Sanctioned or not, the annual event still costs taxpayers. All told, last year’s 4/20 left Vancouver with a bill of around $90,000, and that total could balloon even larger this year.
But Emery believes the health and safety concerns around 4/20 are overblown, and said organizers have never needed or requested a police presence from the city.
“We don’t want anyone hurt, but there never really is anyone hurt at 4/20. It’s an extraordinarily successful event of this size to have no fights, no violence, and no problems,” she said.
The people who attend the protest are taxpayers as well who finance policing at every other event in the city, she added.
Splinter group protesting at historic site
While the vast majority of 4/20 participants gathered at Sunset Beach, some pot protestors set up tents and a stage at the Vancouver Art Gallery, where the rally was held for decades, hoping to catch people who missed the news of the relocation.
“Lots of people for decades have been trained to come to this site. We expect thousands, and we have thousands of cannabis doobies to pass out.

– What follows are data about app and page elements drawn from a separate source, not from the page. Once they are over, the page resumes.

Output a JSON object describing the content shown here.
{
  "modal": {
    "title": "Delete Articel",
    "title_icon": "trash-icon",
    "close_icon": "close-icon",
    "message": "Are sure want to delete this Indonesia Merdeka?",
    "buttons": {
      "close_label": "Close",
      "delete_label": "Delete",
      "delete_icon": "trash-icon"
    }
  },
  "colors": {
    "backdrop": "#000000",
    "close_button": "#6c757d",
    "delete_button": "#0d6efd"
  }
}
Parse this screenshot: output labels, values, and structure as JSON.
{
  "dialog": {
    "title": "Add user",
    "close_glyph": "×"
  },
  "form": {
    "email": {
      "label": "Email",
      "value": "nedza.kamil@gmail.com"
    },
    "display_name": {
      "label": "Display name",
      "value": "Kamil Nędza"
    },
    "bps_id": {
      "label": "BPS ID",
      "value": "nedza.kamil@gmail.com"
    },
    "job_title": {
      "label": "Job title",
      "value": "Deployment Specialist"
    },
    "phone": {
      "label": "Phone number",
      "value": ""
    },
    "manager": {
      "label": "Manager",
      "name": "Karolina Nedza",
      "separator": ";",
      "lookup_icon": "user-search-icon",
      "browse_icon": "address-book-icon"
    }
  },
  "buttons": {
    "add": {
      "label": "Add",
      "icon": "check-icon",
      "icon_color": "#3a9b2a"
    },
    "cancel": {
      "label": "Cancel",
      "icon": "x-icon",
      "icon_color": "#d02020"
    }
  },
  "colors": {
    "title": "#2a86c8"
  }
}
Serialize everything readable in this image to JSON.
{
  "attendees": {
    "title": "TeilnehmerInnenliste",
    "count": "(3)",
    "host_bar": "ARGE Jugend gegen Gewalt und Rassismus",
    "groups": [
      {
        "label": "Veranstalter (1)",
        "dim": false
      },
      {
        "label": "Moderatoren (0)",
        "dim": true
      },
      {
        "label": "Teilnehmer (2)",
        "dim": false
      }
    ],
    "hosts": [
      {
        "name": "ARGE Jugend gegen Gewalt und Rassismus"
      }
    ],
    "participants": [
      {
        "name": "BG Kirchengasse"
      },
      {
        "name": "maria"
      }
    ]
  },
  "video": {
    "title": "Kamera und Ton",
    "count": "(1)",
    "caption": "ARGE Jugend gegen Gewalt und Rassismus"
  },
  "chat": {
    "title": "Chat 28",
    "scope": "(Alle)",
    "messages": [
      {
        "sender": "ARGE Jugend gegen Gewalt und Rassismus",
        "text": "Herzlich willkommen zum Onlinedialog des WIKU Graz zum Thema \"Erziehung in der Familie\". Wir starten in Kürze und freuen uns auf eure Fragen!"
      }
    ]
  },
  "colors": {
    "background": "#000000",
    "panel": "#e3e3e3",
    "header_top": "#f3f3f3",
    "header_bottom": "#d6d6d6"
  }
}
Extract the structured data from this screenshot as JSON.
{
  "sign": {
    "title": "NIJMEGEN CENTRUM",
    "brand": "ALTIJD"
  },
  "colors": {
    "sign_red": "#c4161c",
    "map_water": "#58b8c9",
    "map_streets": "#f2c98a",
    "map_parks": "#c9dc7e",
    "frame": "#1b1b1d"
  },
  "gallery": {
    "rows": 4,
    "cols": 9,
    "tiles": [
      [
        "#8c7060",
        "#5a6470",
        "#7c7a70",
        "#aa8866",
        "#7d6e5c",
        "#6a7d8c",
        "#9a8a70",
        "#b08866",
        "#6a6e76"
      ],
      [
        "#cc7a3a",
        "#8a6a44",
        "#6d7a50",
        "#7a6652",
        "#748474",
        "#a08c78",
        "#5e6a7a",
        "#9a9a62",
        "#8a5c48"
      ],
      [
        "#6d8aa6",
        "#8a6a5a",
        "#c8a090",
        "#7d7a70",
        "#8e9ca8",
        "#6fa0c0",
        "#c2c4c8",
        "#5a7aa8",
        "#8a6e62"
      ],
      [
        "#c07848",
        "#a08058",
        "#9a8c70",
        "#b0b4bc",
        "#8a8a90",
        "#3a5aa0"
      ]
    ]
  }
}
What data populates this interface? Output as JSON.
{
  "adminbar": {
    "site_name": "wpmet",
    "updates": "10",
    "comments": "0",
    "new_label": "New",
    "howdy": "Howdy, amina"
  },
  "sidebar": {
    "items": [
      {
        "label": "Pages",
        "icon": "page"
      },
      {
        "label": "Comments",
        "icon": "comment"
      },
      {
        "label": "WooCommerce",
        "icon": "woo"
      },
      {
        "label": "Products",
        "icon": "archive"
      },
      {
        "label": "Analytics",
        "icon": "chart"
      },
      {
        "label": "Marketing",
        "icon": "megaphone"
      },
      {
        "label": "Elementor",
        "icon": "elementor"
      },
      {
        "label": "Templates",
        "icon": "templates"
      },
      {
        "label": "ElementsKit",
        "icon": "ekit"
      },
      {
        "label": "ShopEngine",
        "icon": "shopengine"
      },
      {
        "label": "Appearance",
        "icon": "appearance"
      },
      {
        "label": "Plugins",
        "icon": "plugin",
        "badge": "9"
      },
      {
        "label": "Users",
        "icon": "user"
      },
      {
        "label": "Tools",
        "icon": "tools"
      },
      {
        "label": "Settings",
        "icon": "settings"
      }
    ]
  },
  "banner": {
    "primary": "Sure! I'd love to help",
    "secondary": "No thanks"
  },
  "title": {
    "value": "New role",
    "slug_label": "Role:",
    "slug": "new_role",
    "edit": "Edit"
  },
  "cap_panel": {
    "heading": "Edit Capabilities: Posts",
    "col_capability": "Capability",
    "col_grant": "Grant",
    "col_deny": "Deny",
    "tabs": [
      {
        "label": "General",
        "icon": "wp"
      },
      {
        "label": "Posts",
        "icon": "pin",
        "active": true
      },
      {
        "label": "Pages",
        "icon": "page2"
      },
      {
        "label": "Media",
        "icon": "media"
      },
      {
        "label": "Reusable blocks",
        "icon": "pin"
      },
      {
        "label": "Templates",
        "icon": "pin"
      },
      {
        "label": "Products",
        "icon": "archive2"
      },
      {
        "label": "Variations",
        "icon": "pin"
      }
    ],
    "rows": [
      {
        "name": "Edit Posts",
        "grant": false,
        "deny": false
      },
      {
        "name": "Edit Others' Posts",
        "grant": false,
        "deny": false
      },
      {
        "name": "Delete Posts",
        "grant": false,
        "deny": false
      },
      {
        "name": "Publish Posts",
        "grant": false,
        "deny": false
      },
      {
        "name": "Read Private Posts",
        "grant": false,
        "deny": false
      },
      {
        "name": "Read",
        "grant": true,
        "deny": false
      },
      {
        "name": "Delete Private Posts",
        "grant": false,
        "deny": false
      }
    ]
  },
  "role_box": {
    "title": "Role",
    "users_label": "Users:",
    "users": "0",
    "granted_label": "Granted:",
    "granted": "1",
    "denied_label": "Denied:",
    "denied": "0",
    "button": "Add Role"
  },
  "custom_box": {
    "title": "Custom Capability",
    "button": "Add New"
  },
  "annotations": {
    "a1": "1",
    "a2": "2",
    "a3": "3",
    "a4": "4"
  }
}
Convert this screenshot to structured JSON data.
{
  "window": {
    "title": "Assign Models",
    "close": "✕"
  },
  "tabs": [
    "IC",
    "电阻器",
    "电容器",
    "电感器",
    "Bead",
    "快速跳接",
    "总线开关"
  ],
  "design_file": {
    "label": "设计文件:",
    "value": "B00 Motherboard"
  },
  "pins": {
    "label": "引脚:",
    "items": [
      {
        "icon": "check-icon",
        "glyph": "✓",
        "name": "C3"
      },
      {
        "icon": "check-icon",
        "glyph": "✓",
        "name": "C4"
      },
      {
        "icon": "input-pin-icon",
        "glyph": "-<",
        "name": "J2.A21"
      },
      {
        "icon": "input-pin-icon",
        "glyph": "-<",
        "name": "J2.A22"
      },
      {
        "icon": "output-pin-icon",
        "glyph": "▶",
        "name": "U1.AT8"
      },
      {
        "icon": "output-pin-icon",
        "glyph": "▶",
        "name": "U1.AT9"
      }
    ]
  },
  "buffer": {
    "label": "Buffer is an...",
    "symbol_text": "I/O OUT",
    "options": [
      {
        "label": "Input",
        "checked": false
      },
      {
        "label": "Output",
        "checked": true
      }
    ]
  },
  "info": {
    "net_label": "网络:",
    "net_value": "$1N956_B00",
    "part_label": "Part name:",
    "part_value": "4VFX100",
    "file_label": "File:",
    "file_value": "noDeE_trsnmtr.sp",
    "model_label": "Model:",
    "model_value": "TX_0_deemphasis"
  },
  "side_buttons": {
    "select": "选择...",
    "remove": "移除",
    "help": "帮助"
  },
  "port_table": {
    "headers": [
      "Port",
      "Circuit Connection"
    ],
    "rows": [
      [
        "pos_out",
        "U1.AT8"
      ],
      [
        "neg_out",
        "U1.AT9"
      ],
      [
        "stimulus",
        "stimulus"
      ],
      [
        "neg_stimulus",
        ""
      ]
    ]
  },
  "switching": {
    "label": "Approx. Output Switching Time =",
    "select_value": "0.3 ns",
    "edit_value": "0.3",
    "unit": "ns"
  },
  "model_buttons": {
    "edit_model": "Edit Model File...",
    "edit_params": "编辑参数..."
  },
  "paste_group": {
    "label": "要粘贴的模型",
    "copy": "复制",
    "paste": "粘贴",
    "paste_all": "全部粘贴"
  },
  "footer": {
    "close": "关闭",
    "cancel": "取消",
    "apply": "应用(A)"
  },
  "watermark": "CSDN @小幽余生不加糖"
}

People have been rolling them for days,” said Ron Woodruff, who helped organize the splinter group..
Woodruff said the event, which blocked off part of Robson Street, is free for anyone who wants to take part, while many vendors paid hundreds of dollars for a spot at the beach.
“It’s not a dueling protest thing. We’ve been doing this thing for years here. No one consulted us about any kind of a move,” he added. “There’s no hard feelings.”
Police estimate around 25,000 were gathered at Sunset Beach at the height of the protest, the same number estimated to have been outside the Vancouver Art Gallery at the peak of last year's 4/20 rally.
With files from CTV Vancouver’s Scott Roberts and Scott Hurst